In the Wee Small Hours…
I leave my home before the crack of six. Since it’s fall and the sun is up, I feel a little bit safer, but during the winter months I walk briskly to the bus stop under cover of complete darkness. There are only a few commuters around, which fills me with a shared feeling of commiserating with my fellow paulistanos. It can be pretty bleak out here at times, especially when it’s damp and foggy.
Before I moved to Brazil, I was told that most people in São Paulo worked a normal nine to six shift, or something resembling those hours. So why do I have to get up so early? The answer is that the average salaried employee gets paid for eight hours of work a day, with one unremunerated hour for lunch.
As far as taking English classes are concerned, employees must not let them interfere with their regular job function. That’s why most in-company private language instructors teach limited hours, starting at 7:00-9:00 a.m.; then during lunch hour, between noon and 2:00 p.m.; and finally after the close of business, usually around 6:00-7:30 p.m., and sometimes beyond.
These teaching hours are fairly consistent for most regions of the country, with only minor variations here and there, depending on the locale. In Rio de Janeiro or the Northeast, for example, where things tend to be a bit more relaxed,” overall, the teaching environment is not as physically debilitating as it is in workaholic-driven São Paulo.
For teaching in the many established and accredited English language schools, such as Alumni, Berlitz, Cel-Lep, CNA, Cultura Inglesa, Seven, União Cultural, Wizard, Yazigi, and many others, the hours are dictated by the needs of the student body, which is primarily made up of school kids in the lower and upper grades (75 percent or so) and a proportionately smaller percentage of adult learners (around 25 percent).

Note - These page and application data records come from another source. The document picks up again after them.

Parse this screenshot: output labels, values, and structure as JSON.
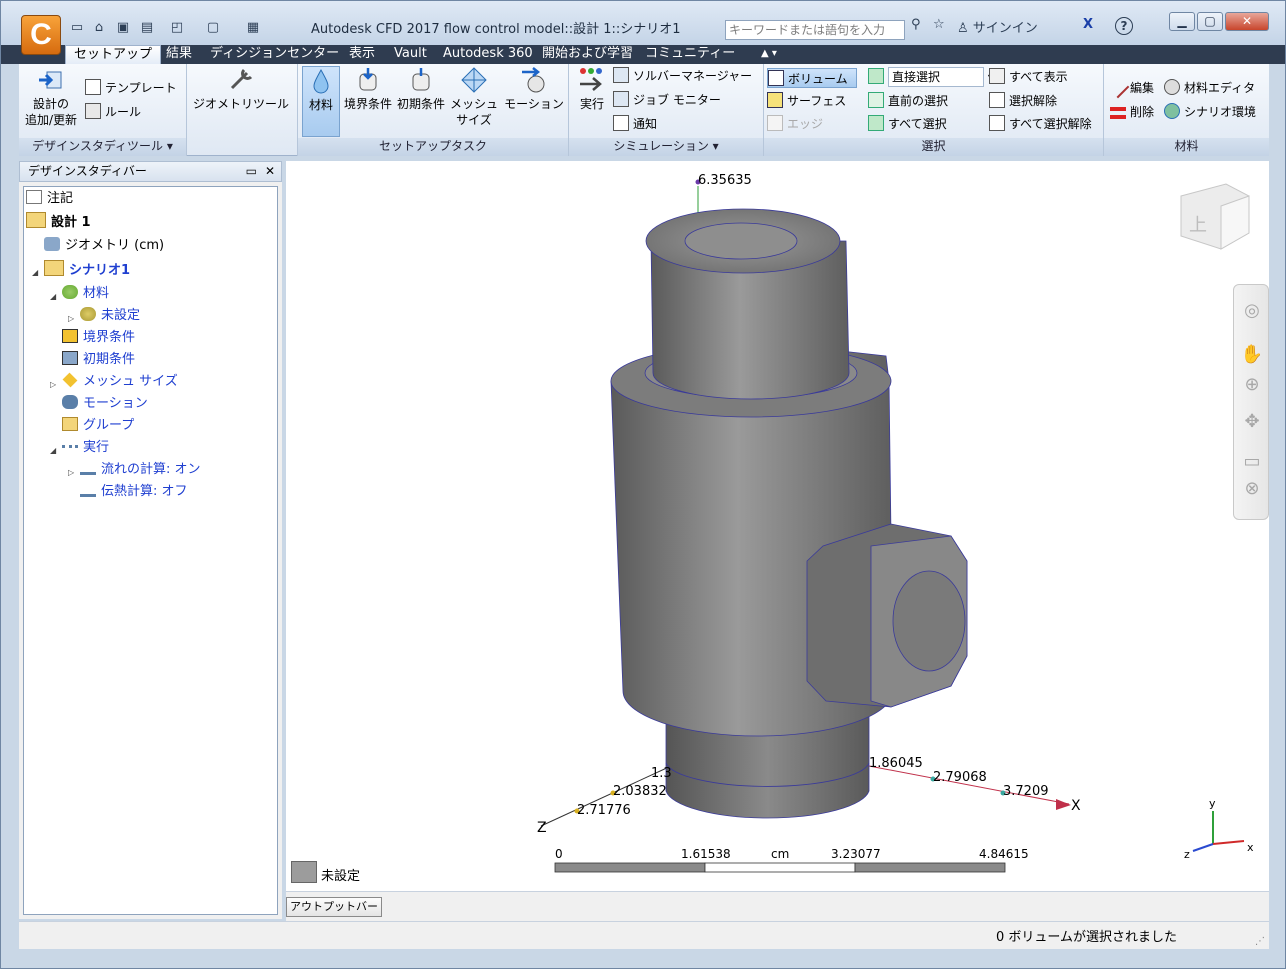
{
  "window": {
    "title": "Autodesk CFD 2017   flow control model::設計  1::シナリオ1",
    "app_logo": "C",
    "search_placeholder": "キーワードまたは語句を入力",
    "signin": "サインイン",
    "help": "?"
  },
  "tabs": [
    "セットアップ",
    "結果",
    "ディシジョンセンター",
    "表示",
    "Vault",
    "Autodesk 360",
    "開始および学習",
    "コミュニティー"
  ],
  "ribbon": {
    "design_tools": {
      "add_update": "設計の",
      "add_update2": "追加/更新",
      "template": "テンプレート",
      "rule": "ルール",
      "footer": "デザインスタディツール ▾"
    },
    "geometry_tools": "ジオメトリツール",
    "setup_tasks": {
      "material": "材料",
      "boundary": "境界条件",
      "initial": "初期条件",
      "mesh": "メッシュ",
      "mesh2": "サイズ",
      "motion": "モーション",
      "footer": "セットアップタスク"
    },
    "simulation": {
      "run": "実行",
      "solver_manager": "ソルバーマネージャー",
      "job_monitor": "ジョブ モニター",
      "notify": "通知",
      "footer": "シミュレーション ▾"
    },
    "selection": {
      "volume": "ボリューム",
      "surface": "サーフェス",
      "edge": "エッジ",
      "direct_select": "直接選択",
      "previous": "直前の選択",
      "select_all": "すべて選択",
      "show_all": "すべて表示",
      "deselect": "選択解除",
      "deselect_all": "すべて選択解除",
      "footer": "選択"
    },
    "materials": {
      "edit": "編集",
      "editor": "材料エディタ",
      "delete": "削除",
      "scenario_env": "シナリオ環境",
      "footer": "材料"
    }
  },
  "left_panel": {
    "title": "デザインスタディバー",
    "tree": {
      "notes": "注記",
      "design": "設計  1",
      "geometry": "ジオメトリ (cm)",
      "scenario": "シナリオ1",
      "materials": "材料",
      "unset": "未設定",
      "boundary": "境界条件",
      "initial": "初期条件",
      "mesh": "メッシュ サイズ",
      "motion": "モーション",
      "group": "グループ",
      "run": "実行",
      "flow": "流れの計算: オン",
      "heat": "伝熱計算: オフ"
    }
  },
  "viewport": {
    "top_label": "6.35635",
    "x_labels": [
      "1.86045",
      "2.79068",
      "3.7209"
    ],
    "z_labels": [
      "1.3",
      "2.03832",
      "2.71776"
    ],
    "axis_x": "X",
    "axis_z": "Z",
    "scale": {
      "ticks": [
        "0",
        "1.61538",
        "cm",
        "3.23077",
        "4.84615"
      ]
    },
    "legend": "未設定",
    "triad": {
      "x": "x",
      "y": "y",
      "z": "z"
    },
    "viewcube_face": "上"
  },
  "output_bar": "アウトプットバー",
  "status": "0 ボリュームが選択されました",
  "colors": {
    "accent": "#2f3c50",
    "model": "#808080",
    "link": "#1f3fd0"
  }
}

Since my teacher training in New York focused exclusively on adults, I gave up trying to earn a living in places like Alumni and Cultura, which cater mostly to kids and young adults, and for which I lacked the appropriate pedagogical background.
Besides, to work as a permanent employee in one of these institutions would require official certification by the Ministry of Education and Culture (MEC), a needlessly time-consuming prerequisite for private instructors. The salaries at most accredited schools are so miserly in comparison to private tutoring you’d be better off giving them a wide berth.
I decided early on to make my fortune giving private lessons in-company and in my home.
Copyright 2006 by Josmar F. Lopes
A naturalized American citizen born in Brazil, Joe Lopes was raised and educated in New York City, where he worked for many years in the financial sector. In 1996, he moved to Brazil with his wife and daughters. In 2001, he returned to the U.S. and now resides in North Carolina with his family. You can email your comments to JosmarLopes@msn.com.
To read previous articles by Joe Lopes click below:
A German Ring in the Brazilian Rainforest Part 4
A German Ring in the Brazilian Rainforest Part 3
Teaching English In Brazil – Part I
A German Ring in the Brazilian Rainforest Part 2
A German Ring in the Brazilian Rainforest Part 1
“Down in Brazil,” with Michael Franks Part 3
“Down in Brazil,” with Michael Franks Part 2
“Down in Brazil,” with Michael Franks Part 1
Brazil: A Candid Talk with Gerald Thomas
Getting to the “bottom” of Brazil&rsquot;s Gerald Thomas
A Brazilian Diva Torn Between Europe and Brazil
The Enraged Genius of Brazil’s Maestro Neschling
A German Ring in the Brazilian Rainforest
Brazil&rsquot;s Musical Polyglots: What Was That You Were Singing?
Did Bossa Nova Kill Opera in Brazil?“